I suggest that one of the things the handbag does is work as a mobile and material link between private and public: it powerfully connects domestic and civil worlds—literally bringing the home into the public and the outside world into the home, often working as a vital facilitator between the two. Margaret Thatcher’s square black bag—auctioned a couple of years ago on ebay for £100,000—is an infamous symbol of powerful and conservative ‘homemaker’ femininity literally at work in the public sphere. It is a symbol of a very specific kind of authority—one that is adamantly un-manly—Thatcher’s handbag’s role could never have been filled by a briefcase. So long as she kept that big black thing attached to her elbow she hung on to a static and respectable femininity or womanliness that allowed her to impinge on traditional masculine territories partly because it was so conservative.

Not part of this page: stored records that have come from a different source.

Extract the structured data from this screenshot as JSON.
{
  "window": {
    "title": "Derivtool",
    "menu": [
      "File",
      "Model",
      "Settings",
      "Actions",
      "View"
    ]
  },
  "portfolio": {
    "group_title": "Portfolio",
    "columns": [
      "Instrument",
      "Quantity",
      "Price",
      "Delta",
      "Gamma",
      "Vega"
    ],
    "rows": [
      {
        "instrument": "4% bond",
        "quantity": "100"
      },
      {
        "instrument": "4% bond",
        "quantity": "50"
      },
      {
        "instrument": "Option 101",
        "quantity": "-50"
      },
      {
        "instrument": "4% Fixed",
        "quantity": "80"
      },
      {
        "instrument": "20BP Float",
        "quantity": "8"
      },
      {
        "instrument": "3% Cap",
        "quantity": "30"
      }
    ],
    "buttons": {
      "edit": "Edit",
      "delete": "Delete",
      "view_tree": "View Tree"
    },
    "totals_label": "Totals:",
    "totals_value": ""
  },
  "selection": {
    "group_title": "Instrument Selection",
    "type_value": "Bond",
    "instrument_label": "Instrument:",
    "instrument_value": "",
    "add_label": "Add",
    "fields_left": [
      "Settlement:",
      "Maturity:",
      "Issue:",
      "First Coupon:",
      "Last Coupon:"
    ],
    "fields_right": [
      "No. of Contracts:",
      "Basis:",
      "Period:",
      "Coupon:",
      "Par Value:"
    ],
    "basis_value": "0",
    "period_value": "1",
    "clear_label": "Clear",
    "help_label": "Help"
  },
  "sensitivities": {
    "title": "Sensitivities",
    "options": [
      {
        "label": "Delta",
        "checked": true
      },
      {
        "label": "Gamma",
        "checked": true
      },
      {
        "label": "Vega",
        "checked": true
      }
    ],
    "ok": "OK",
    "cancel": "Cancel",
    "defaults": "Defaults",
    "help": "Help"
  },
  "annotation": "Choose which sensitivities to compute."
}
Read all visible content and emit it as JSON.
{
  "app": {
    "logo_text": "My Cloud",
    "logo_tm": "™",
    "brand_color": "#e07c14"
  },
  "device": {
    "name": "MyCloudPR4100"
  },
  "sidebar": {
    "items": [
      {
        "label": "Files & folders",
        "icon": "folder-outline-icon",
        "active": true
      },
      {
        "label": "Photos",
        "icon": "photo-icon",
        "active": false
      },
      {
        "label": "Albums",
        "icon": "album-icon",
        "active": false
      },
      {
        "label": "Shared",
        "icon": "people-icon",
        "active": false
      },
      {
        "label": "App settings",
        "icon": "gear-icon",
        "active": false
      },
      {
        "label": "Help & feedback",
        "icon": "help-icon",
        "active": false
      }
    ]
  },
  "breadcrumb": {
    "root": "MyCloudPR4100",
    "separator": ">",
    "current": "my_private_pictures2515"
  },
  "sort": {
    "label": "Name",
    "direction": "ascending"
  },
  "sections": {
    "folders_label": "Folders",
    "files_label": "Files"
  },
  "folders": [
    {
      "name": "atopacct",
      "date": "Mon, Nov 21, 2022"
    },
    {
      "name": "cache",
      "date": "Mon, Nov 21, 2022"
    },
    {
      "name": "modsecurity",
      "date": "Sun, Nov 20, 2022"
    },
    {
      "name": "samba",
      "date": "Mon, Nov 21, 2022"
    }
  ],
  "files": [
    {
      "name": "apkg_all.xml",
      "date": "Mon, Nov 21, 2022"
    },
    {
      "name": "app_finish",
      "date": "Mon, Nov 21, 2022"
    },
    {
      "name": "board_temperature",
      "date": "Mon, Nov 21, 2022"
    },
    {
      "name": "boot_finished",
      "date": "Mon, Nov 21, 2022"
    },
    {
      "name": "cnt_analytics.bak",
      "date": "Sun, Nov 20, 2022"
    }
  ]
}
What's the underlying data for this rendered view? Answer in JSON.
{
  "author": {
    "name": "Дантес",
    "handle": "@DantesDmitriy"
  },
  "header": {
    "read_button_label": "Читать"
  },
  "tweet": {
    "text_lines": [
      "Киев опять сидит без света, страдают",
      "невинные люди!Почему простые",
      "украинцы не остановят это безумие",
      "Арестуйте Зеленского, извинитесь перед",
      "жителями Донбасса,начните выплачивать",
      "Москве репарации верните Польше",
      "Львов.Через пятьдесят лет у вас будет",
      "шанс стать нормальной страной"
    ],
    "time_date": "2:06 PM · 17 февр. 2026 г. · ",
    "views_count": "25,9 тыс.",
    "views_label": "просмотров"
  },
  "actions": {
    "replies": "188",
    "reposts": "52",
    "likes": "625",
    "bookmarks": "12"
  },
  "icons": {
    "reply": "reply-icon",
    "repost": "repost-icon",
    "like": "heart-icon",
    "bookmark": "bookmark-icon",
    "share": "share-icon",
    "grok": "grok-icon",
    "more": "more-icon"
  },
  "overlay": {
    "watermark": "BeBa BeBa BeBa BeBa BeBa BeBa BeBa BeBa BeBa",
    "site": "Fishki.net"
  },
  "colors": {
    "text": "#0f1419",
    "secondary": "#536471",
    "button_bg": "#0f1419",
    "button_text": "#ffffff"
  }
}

The handbag can easily be seen as a sort of external womb—as a metaphor for this organ it is then about holding, storage, supply, safe passage, and transformation. Holding is neither passive nor simple. Sofoulis explains how holding is active. Her example is a jug. As a container, a little brown jug has two activities or capacities—to take in fluid, and to keep that fluid. But perhaps more importantly, these capacities facilitate a third activity—which is to give back: the jug’s purpose is to give back that which it has taken and held—its rationale is only fully realized once its contents gush out. In the same way, the handbag takes in and keeps the objects within it. And its purpose is also to give back. Unlike the jug its contents tend not to gush out, except for those embarrassing moments when we need to tip everything out in order to locate the urgently ringing phone. Rather, handbags offer us a sporadic flow of ‘gifts’ throughout the day. And really, these are gifts to ourselves, via the bag—they might be in the form of music, reading material, nibbles, drinks, money, lotions, pens and papers… there is nothing more comforting than a well-organised handbag which generously and in a timely manner offers forth its contents in order to facilitate the running of a busy day. In this way then, the handbag is a technology of containment that, in Foucauldian terms, practically assists in the care of the self.
What rests within the bag is private and personal, while its outside is like a billboard, advertising one’s place in the world. The handbag is a portable domestic lifeworld—a way to take the indoors outdoors, a way to reconcile private and public spheres. Handbags play key roles in the projection, performance, and protection of a ‘feminine’ mode of being. They are containers for the self.